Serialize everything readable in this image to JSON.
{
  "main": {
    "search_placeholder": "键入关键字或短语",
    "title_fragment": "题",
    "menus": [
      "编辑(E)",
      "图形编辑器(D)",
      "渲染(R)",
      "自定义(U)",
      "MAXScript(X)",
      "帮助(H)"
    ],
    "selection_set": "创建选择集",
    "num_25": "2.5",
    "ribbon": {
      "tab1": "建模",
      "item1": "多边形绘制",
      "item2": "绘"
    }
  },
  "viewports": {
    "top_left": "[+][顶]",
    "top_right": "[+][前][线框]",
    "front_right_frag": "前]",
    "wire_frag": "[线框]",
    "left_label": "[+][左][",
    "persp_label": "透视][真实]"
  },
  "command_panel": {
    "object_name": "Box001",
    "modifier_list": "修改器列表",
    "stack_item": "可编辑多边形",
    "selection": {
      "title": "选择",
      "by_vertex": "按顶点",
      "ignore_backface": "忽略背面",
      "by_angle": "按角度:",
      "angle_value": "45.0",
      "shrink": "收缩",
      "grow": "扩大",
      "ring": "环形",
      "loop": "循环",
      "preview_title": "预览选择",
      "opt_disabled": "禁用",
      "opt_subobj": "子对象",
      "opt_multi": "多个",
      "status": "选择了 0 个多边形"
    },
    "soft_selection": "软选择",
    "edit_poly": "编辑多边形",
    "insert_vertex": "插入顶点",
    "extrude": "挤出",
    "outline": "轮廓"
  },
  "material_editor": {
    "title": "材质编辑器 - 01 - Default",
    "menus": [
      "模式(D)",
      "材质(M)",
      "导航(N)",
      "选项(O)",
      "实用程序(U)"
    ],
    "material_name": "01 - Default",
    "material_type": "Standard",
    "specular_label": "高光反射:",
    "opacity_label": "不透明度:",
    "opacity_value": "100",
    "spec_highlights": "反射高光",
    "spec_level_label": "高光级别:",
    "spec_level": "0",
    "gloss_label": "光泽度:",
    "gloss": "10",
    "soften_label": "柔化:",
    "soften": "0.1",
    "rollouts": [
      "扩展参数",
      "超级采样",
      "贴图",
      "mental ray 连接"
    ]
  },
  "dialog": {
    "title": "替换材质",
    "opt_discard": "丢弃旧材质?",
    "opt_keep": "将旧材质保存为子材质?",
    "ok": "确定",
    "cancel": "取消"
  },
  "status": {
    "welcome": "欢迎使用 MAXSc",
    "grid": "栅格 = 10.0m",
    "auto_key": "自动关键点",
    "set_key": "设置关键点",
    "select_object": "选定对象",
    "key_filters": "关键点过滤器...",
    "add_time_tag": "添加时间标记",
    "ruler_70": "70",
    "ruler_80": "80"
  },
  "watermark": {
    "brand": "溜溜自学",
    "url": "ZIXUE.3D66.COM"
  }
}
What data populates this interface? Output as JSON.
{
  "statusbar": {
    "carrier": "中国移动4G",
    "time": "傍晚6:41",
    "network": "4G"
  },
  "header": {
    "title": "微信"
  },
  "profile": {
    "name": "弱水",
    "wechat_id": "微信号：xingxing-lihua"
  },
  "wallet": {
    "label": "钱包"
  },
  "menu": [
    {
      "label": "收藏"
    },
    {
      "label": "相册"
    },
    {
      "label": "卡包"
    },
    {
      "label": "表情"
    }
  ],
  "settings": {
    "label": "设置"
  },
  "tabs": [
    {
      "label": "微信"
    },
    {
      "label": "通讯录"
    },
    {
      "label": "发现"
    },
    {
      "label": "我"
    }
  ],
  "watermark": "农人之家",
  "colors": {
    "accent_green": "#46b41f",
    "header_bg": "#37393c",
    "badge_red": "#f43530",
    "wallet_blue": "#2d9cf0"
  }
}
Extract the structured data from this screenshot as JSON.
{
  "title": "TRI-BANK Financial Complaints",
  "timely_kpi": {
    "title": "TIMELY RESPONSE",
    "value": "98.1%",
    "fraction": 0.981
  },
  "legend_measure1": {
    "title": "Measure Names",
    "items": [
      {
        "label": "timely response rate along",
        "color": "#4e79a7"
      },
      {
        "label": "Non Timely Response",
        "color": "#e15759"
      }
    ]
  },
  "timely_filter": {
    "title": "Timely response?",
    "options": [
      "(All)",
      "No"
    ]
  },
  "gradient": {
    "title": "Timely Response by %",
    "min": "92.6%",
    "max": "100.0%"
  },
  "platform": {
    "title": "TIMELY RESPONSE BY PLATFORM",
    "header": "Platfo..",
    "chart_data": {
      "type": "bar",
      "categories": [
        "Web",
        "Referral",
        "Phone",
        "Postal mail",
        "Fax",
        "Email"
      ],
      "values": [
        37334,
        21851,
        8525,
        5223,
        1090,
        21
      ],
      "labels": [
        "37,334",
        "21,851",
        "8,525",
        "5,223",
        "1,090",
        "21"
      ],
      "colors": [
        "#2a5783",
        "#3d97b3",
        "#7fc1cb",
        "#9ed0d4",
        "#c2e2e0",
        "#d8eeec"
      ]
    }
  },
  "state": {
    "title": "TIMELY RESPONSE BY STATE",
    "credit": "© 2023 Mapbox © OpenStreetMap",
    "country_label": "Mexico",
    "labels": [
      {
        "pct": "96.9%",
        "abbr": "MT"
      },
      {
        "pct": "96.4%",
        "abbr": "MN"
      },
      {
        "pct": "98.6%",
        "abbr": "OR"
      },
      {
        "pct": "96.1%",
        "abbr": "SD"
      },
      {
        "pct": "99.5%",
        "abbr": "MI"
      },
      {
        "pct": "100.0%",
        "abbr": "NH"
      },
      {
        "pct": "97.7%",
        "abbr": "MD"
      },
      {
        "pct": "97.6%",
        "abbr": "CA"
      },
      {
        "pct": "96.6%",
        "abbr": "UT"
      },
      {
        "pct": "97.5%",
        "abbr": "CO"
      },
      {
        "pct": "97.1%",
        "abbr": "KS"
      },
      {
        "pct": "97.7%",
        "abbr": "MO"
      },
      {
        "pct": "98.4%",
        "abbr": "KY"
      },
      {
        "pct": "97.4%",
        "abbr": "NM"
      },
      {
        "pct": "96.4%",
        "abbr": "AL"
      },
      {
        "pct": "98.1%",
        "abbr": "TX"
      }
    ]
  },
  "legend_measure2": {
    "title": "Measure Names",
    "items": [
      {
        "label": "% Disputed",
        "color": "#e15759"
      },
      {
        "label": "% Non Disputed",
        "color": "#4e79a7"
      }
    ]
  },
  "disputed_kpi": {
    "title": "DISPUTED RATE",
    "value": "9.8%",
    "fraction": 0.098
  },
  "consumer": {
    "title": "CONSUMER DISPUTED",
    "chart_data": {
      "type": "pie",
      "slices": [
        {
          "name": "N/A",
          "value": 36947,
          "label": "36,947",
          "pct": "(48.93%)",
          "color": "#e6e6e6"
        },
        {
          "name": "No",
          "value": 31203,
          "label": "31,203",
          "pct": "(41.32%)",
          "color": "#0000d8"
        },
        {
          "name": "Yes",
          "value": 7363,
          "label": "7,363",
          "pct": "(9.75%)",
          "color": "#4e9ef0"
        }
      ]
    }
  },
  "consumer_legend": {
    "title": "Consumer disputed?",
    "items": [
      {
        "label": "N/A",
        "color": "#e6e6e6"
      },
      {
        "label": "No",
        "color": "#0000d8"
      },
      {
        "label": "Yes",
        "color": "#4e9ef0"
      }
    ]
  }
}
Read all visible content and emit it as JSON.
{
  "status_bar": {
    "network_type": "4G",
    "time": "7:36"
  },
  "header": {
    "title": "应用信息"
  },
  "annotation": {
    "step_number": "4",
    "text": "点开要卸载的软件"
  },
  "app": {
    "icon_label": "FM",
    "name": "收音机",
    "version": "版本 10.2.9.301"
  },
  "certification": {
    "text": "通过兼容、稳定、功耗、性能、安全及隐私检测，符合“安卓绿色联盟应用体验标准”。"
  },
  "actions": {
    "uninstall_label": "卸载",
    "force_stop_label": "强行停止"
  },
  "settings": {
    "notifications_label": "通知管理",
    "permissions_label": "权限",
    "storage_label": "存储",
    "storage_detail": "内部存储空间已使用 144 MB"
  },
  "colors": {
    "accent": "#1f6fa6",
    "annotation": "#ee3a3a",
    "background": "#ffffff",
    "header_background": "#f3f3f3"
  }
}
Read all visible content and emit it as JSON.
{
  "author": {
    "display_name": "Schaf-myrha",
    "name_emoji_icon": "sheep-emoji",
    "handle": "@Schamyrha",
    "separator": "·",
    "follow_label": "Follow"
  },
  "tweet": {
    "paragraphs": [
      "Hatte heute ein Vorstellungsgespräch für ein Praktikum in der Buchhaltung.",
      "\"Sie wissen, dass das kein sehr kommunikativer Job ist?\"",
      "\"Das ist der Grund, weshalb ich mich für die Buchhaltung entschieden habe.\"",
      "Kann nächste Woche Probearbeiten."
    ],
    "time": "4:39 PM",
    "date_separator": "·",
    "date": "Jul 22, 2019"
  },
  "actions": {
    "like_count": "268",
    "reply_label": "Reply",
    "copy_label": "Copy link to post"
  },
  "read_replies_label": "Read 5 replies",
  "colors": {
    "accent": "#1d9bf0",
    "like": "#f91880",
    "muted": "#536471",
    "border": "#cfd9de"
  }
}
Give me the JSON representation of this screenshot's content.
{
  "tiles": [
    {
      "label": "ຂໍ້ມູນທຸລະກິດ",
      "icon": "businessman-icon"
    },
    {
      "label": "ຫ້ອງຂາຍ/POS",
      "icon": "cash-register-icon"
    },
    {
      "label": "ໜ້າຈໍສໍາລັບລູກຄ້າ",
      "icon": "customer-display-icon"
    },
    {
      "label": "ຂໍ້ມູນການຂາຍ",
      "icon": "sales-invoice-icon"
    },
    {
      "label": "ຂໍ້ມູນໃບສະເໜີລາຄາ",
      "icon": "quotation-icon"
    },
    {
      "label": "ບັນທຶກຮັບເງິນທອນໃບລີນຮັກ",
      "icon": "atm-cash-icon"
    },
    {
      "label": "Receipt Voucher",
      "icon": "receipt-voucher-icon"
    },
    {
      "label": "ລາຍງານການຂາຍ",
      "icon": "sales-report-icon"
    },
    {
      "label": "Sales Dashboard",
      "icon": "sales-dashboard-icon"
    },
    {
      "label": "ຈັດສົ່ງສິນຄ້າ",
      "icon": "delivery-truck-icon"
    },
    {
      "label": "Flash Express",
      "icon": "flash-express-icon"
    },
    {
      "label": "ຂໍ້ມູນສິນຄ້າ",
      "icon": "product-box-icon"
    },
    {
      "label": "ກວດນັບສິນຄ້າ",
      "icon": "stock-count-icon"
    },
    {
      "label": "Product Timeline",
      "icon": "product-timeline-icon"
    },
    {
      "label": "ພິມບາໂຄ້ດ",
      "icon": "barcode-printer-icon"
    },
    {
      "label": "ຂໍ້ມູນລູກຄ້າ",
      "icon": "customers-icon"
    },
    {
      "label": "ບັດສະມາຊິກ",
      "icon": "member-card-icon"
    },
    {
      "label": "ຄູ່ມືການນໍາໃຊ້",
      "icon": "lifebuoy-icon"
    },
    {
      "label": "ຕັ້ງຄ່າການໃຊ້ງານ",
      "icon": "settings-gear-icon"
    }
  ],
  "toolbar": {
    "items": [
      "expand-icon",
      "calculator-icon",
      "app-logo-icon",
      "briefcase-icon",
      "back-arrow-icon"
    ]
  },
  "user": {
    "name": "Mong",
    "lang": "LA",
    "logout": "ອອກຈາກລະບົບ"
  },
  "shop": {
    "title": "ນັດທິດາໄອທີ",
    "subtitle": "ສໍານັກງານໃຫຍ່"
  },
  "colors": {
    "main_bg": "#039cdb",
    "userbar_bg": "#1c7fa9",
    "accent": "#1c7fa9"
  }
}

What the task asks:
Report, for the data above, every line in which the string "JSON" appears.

Answer space:
Serialize everything readable in this image to JSON.
What data populates this interface? Output as JSON.
Extract the structured data from this screenshot as JSON.
Read all visible content and emit it as JSON.
Read all visible content and emit it as JSON.
Give me the JSON representation of this screenshot's content.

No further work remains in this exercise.